I’ve asked Sugar Maple to take care of this post for me because, honestly, I don’t want to write it.
The following text by Sugar Maple Bough, dedicated to the memory of her parents, Niko and Aspen Bough
You can prepare for death all you want. That doesn’t make it any easier, and it may not even make you more prepared.
It may give you the illusion of being ready. It may help you enjoy more these days you’ve been served.
But still, when death comes, it bites.
At least that’s what I always thought.
My mom taught me differently.
“Purple is my favorite color,” she told me not long ago. “You know why? It’s the color of the human spirit.”
I thought she was joking again, drawing from her hidden goofball trait, trying to pull one over on me.
But I’ve come to realize that she saw something that not many others can see.
Purple is the color of the human spirit.
“We think we’re temporary,” that’s what Mom said. “But don’t be fooled. There is more to us than ones and zeroes.”
My mom talked like that sometimes. I always let her have her say, without trying to understand her words.
“There are mysteries that we can’t begin to fathom with our minds. It takes our souls to understand some things.”
I was at school when Grim came for her. But I could feel the moment I walked into the kitchen that he’d come, and she’d left.
What is it that we feel when someone leaves?
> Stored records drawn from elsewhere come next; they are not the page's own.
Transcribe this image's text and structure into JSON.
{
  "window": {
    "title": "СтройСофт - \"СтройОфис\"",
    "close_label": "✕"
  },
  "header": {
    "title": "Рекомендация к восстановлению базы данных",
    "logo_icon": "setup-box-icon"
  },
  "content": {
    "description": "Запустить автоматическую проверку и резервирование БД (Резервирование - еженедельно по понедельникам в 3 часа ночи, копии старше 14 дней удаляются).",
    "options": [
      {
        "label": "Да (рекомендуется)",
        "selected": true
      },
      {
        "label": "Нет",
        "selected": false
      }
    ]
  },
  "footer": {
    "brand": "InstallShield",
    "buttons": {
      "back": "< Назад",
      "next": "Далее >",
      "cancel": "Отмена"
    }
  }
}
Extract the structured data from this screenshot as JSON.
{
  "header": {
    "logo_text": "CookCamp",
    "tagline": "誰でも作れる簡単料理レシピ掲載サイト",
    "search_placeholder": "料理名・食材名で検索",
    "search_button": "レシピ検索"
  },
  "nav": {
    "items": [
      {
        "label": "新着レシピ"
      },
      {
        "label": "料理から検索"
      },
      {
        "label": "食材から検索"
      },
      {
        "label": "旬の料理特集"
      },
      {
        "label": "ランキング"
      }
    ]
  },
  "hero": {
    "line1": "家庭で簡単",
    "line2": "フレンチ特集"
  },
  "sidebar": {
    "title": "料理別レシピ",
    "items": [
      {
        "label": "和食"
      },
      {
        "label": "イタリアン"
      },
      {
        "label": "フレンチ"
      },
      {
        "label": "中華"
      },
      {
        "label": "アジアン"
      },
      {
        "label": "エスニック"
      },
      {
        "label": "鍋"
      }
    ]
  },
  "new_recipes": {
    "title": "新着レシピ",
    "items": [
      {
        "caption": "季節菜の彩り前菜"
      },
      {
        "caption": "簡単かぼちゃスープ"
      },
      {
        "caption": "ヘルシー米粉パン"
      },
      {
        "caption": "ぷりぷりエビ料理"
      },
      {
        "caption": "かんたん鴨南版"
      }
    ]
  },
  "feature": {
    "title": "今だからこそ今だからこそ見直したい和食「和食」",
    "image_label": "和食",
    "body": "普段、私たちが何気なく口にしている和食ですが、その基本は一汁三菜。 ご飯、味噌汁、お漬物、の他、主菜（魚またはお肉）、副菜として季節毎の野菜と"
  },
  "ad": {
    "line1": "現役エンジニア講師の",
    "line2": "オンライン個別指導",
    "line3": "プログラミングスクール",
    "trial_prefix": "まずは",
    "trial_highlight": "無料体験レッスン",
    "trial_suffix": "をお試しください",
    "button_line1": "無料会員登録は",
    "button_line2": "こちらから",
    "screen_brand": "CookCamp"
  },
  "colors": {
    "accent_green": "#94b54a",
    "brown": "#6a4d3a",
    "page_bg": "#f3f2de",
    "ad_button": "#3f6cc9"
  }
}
And how is it that I know that this leaving isn’t permanent? Because right now, if I close my eyes, I still feel her.
I can feel Dad, too, even the warmth of his hug, with my eyes closed.
There is something of those we love that never leaves. Maybe because it’s part of us. Or maybe because it’s the part of them–the purple part–that just keeps on in a different form.
What kind of solace can I offer my sister? She saw Grim come. She saw our dad plead for Mom, and heard Grim’s ironic answer: “Death belongs only to the multicellular.”
I’ve been thinking of that answer. It may be true in that place my mom referred to as “the other side of the screen,” but here, we are not composed of cells. We are pulses of light and energy. What business does death have in this realm?
I tried to talk to Sal about this. She shook her head, but not in disagreement.
“After the mysteries I saw last night,” she said, “I am ready to believe anything. Absolutely anything.”
“There’s so much more than can be explained by words,” she said.
I like cliches. They are convenient ways of packaging truths that are too hard or too inconceivable to consider otherwise. And so here’s my current favorite cliche: it isn’t death. It is transformation. We don’t “die.” We change form. My parents, both of them, will be back in transparent form. Still them, though their appearance and properties are different.
And what if their ghostly forms are culled? Even if their files are erased, they are not erased. There are patterns that were created in this universe that existed only through my mom and my dad. I have learned that patterns do not fade.
So stop this talk of death. It’s the great lie. All you who believe it is, in fact, the great and only truth: you are mistaken. There are mysteries greater than that which you can dissect with logic and analysis. There are things you can know only with your spirit.
Purple is my favorite color, and that is no accident.